Pedersen M: Safety update on the possible causal relationship between gadolinium-containing MRI agents and nephrogenic systemic fibrosis. Journal of Magnetic Resonance Imaging. 2007, 25: 881-883. 10.1002/jmri.20983.
Roes SD, Kelle S, Kaandorp TA, et al: Comparison of myocardial infarct size assessed with contrast-enhanced magnetic resonance imaging and left ventricular function and volumes to predict mortality in patients with healed myocardial infarction. Am J Cardiol. 2007, 100: 930-936. 10.1016/j.amjcard.2007.04.029.
Kwong RY, Sattar H, Wu H, et al: Incidence and prognostic implication of unrecognized myocardial scar characterized by cardiac magnetic resonance in diabetic patients without clinical evidence of myocardial infarction. Circulation. 2008, 118: 1011-1020. 10.1161/CIRCULATIONAHA.107.727826.
Kelle S, Kokocinski T, Thouet T, Fleck E, Nagel E: 1.5 vs. 3 Tesla – reduction of contrast agent dosage for scar-imaging possible?. European Heart Journal. 2006, 27: 422-423.
Stuber M, Weiss RG: Coronary magnetic resonance angiography.
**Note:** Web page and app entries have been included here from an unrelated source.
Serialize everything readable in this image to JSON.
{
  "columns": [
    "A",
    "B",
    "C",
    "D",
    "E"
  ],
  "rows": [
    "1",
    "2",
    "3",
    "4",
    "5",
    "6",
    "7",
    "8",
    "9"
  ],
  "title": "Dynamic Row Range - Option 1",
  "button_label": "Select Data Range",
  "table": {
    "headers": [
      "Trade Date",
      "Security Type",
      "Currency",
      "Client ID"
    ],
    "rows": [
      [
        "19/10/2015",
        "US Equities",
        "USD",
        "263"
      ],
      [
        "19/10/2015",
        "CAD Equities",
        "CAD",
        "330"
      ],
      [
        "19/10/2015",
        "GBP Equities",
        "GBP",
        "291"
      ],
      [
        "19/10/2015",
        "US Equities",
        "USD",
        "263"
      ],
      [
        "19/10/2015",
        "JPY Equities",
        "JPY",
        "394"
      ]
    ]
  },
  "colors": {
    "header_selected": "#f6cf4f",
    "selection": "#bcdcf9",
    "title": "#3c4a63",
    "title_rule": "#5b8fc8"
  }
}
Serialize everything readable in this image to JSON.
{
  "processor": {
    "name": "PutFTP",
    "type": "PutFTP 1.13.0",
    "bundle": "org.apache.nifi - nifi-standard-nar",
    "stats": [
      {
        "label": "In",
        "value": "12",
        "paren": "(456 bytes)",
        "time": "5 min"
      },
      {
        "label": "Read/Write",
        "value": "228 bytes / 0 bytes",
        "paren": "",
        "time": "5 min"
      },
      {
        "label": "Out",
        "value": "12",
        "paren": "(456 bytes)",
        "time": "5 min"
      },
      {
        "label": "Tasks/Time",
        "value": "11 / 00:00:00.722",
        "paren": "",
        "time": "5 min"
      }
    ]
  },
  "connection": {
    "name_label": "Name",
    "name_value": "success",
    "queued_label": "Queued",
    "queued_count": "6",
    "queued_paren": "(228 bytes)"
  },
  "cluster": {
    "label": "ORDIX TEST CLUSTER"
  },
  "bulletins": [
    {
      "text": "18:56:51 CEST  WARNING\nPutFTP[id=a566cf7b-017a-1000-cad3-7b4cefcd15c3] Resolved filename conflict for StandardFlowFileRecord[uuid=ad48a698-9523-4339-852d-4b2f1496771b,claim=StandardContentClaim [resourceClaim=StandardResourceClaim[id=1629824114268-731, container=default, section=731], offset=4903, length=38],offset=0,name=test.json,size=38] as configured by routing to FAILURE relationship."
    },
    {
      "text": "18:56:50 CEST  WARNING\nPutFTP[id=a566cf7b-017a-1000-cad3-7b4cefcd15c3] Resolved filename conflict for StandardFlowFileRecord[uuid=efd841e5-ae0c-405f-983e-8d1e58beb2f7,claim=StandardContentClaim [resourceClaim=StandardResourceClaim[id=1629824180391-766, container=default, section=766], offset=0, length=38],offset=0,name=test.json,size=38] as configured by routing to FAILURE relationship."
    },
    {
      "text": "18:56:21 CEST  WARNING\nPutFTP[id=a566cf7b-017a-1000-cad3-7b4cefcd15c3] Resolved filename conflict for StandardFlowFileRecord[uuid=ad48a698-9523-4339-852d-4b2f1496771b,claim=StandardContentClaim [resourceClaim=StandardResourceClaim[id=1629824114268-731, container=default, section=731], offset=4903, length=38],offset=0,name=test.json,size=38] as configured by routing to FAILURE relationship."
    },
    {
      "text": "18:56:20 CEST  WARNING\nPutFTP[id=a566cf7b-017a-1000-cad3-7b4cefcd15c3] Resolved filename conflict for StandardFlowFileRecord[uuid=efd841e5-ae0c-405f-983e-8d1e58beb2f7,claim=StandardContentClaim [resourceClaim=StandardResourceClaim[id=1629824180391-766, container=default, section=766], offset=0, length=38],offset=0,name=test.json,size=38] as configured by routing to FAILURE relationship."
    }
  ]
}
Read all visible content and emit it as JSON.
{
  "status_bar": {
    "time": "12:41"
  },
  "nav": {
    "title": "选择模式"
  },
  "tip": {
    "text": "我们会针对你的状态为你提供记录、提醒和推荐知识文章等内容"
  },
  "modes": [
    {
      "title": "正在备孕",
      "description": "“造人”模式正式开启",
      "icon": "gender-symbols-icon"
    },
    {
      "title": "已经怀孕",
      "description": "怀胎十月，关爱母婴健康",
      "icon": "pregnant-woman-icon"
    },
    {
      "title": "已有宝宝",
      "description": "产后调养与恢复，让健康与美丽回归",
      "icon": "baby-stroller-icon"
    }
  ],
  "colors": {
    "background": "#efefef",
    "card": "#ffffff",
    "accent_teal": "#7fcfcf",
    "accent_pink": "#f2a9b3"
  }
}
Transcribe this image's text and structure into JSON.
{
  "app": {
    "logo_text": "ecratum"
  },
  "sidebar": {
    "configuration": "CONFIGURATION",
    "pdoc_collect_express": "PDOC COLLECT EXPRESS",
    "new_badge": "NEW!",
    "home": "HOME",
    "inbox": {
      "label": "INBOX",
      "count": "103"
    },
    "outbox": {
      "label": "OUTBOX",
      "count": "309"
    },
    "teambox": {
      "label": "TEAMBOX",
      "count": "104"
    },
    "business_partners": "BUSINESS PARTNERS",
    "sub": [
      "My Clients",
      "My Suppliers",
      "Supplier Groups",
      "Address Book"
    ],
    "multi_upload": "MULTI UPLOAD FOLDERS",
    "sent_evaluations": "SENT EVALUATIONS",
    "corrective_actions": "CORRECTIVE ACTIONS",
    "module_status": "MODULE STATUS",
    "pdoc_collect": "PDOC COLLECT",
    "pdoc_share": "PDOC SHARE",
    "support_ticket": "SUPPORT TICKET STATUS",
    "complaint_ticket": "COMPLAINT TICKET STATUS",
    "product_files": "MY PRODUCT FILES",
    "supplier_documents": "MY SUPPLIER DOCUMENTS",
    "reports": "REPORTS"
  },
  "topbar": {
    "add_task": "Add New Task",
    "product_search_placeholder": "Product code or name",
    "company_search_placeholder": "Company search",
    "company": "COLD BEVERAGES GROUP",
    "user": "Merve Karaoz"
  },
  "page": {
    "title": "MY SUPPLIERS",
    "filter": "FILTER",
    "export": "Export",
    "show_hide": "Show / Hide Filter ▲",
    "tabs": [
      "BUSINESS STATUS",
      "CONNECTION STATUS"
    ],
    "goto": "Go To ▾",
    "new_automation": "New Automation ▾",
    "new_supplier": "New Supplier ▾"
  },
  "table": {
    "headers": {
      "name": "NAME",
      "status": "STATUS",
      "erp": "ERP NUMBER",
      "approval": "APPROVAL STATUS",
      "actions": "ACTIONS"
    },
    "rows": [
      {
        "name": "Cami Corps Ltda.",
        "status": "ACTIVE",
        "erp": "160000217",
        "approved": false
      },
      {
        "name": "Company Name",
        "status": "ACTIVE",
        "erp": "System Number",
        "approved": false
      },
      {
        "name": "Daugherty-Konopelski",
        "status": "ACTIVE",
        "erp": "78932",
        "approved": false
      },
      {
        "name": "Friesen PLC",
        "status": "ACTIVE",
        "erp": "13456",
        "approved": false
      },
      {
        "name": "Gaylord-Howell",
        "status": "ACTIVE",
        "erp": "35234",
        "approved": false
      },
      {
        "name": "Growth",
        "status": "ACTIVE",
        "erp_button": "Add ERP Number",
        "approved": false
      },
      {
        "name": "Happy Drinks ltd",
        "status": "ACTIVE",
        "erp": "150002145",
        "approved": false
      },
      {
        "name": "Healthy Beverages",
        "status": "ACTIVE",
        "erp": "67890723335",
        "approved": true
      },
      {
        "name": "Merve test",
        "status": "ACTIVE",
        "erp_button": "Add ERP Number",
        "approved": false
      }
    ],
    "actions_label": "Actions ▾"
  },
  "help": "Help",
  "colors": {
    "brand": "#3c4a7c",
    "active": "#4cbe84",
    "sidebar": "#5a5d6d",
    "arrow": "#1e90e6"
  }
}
J Magn Reson Imaging. 2007, 26: 219-234. 10.1002/jmri.20949.
Wahl A, Paetsch I, Gollesch A, et al: Safety and feasibility of high-dose dobutamine-atropine stress cardiovascular magnetic resonance for diagnosis of myocardial ischaemia: experience in 1000 consecutive cases. Eur Heart J. 2004, 25: 1230-1236. 10.1016/j.ehj.2003.11.018.
We thank Michael Schär (PhD) for his helpful editorial comments and Anne Gale of the German Heart Institute Berlin for editorial assistance. We thank Gudrun Grosser, Corinna Else, and Janina Rebakowski for their help in performing the study. Dr. Kelle is supported by a scholarship from the German Cardiac Society.
The authors declare that they have no competing interests.
SK, AH, BS, EF, UK and EN contributed to the study design, data interpretation, and manuscript review. SK and AH contributed to the data collection and data analysis. Finally, CK contributed to the manuscript preparation and review. All authors approved the final version of the manuscript submitted. All research support is acknowledged on the title page of the manuscript.
Authors’ original submitted files for images
Below are the links to the authors’ original submitted files for images.
About this article
Cite this article
Kelle, S., Hamdan, A., Schnackenburg, B. et al. Dobutamine stress cardiovascular magnetic resonance at 3 Tesla. J Cardiovasc Magn Reson 10, 44 (2008). https://doi.org/10.1186/1532-429X-10-44